Exchange Online tenants can activate external email tagging, which causes Outlook clients (not desktop yet) to highlight messages received from external domains. The feature can replace custom implementations to mark external email, usually done with transport rules. It’s easy to implement and control, but the mail tip offering to block an external sender seems a little over the top.
From April 2021, Exchange Online will apply hard limits for the number of messages a mailbox can receive per hour. The limit remains the same (3,600), but now Exchange will block the mailbox receiving any more email for an hour. The new version of the Exchange Admin Center (EAC) promises to highlight problem mailboxes so that admins can ask owners why their mailboxes receive so much email.
Microsoft wants to remove basic authentication from Exchange Online connection protocols. But pressures have forced Microsoft into a new strategy and away from the mid-2021 date for deprecation of basic authentication for five protocols.
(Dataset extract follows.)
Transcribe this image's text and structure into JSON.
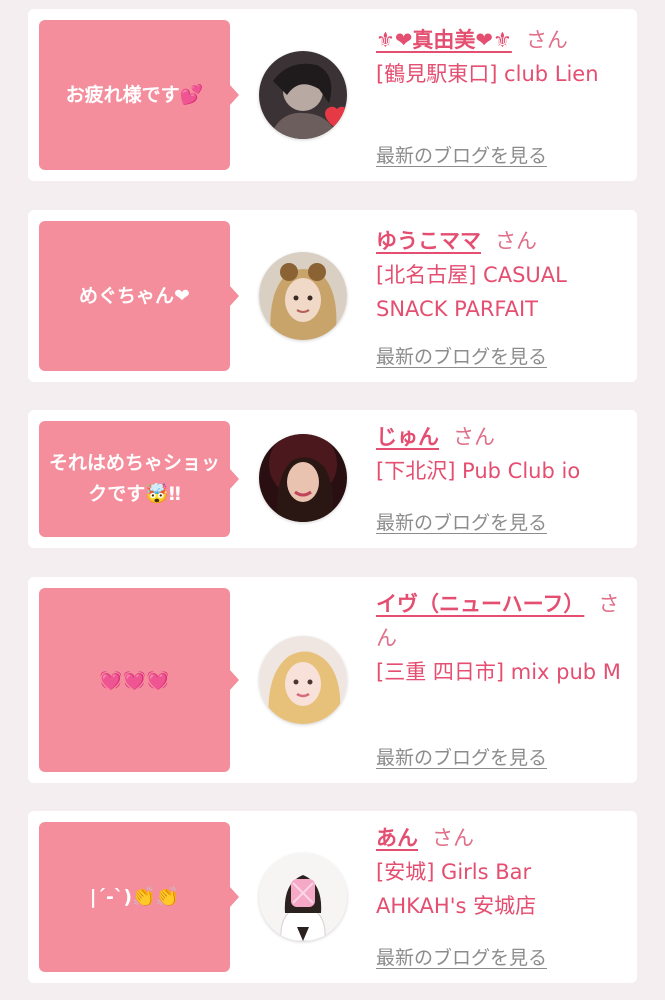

Instead, Microsoft will disable basic authentication for protocols where it’s not used, include four addition protocols in its target set, and pause action for tenants where basic authentication is in active use. When they restart, Microsoft will give tenants 12 months’ notice that basic authentication will be blocked for a protocol. You can argue that Microsoft should have pressed ahead with their original plan, but would widespread disruption of service be worth the benefit gained from blocking vulnerable protocols? Balancing risk versus reward is often not easy.
Sometimes delegate access for an Exchange Online calendar goes awry due to corrupted items in the mailbox. To help sort out problems, Microsoft has upgraded the Remove-MailboxFolderPermission cmdlet to do the work that used to be done by a multi-phase fix performed using the MFCMAPI or EWS editor utilities. The nice thing is that this method is quick, simple, and works well.
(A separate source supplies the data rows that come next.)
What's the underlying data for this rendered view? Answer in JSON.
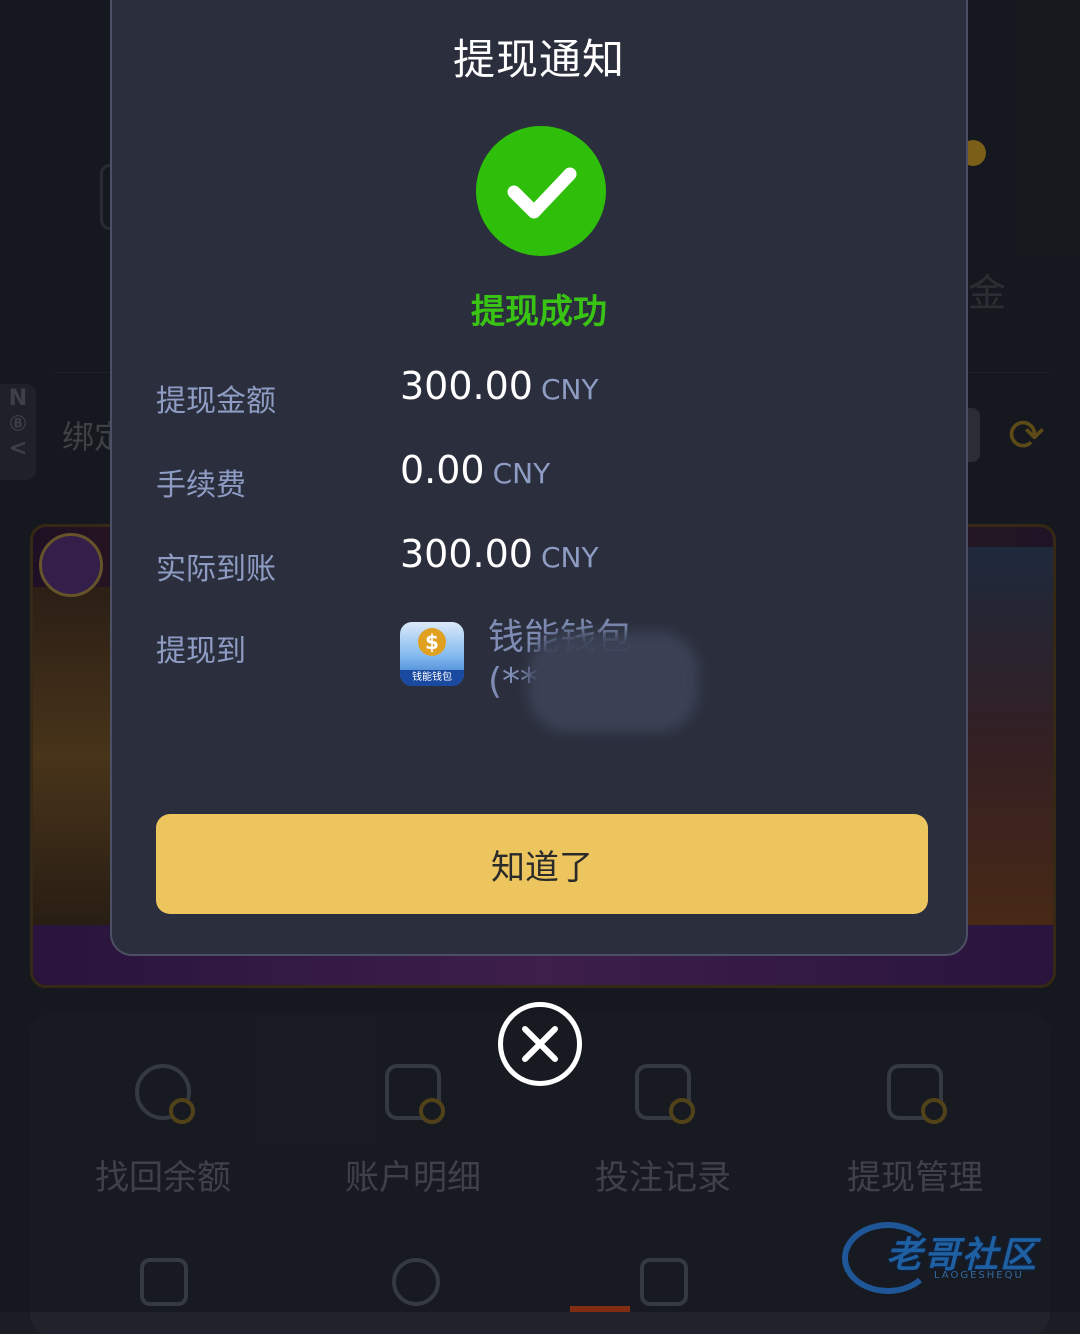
{
  "background": {
    "bind_label_partial": "绑定",
    "side_tab_letter": "N",
    "side_tab_chevron": "<",
    "refresh_icon": "refresh-icon",
    "right_partial_char": "金",
    "menu_row1": [
      {
        "label": "找回余额",
        "icon": "coin-search-icon"
      },
      {
        "label": "账户明细",
        "icon": "account-detail-icon"
      },
      {
        "label": "投注记录",
        "icon": "bet-record-icon"
      },
      {
        "label": "提现管理",
        "icon": "withdraw-manage-icon"
      }
    ],
    "watermark": {
      "text": "老哥社区",
      "sub": "LAOGESHEQU"
    }
  },
  "modal": {
    "title": "提现通知",
    "status_text": "提现成功",
    "status_color": "#39c414",
    "rows": {
      "amount": {
        "label": "提现金额",
        "value": "300.00",
        "unit": "CNY"
      },
      "fee": {
        "label": "手续费",
        "value": "0.00",
        "unit": "CNY"
      },
      "actual": {
        "label": "实际到账",
        "value": "300.00",
        "unit": "CNY"
      },
      "destination": {
        "label": "提现到",
        "wallet_name": "钱能钱包",
        "account_prefix": "(**",
        "logo_caption": "钱能钱包",
        "logo_symbol": "$"
      }
    },
    "confirm_label": "知道了",
    "accent_color": "#ecc55f"
  },
  "close_icon": "close-circle-icon"
}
Exchange dynamic distribution lists allow messages to be sent to sets of recipients determined by a query against the directory. A custom filter is a powerful way to find the right set of recipients. In this case, we want to find mailboxes with certain job titles whose Azure AD accounts are not blocked for sign-in. Here’s how to create the filter, make sure it works, and create the DDL.
A curious problem happened when a mailbox reported hitting a folder item limit (one million items). The mailbox was an aggregate group mailbox, a system mailbox used to make it easier to search Microsoft 365 Groups. Microsoft now uses a different method to search group mailboxes and will remove these arbitration mailboxes by the end of 2021. If you meet the problem, use a mail flow rule to stop messages being delivered to the mailbox.
The format of the Teams compliance records generated for personal and group chats and stored in Exchange Online mailboxes is changing. Microsoft is removing a bunch of unnecessary attributes from the records to reduce the processing load on the service to retrieve the attributes from Azure AD. The change is unlikely to affect most tenants. Compliance records for older chats are not affected.
Exchange Online has the Enable-OrganizationCustomization cmdlet to “hydrate” the settings in an organization. Most Exchange Online organizations use common configurations, which saves the Office 365 infrastructure some directory space and CPU cycles to deal with custom settings. A hydrated organization has customized settings. The one-time cmdlet switches organizations from a dehydrated state to a hydrated state. Forcing administrators to run the cmdlet is just a little odd.
Microsoft wants to retire the Search-Mailbox cmdlet from Exchange Online. But while the cmdlet available, it does a great job of removing mailbox items. If you get the search query right! In this example, we explain how to write a script to clear out calendar items from the mailboxes of multiple users.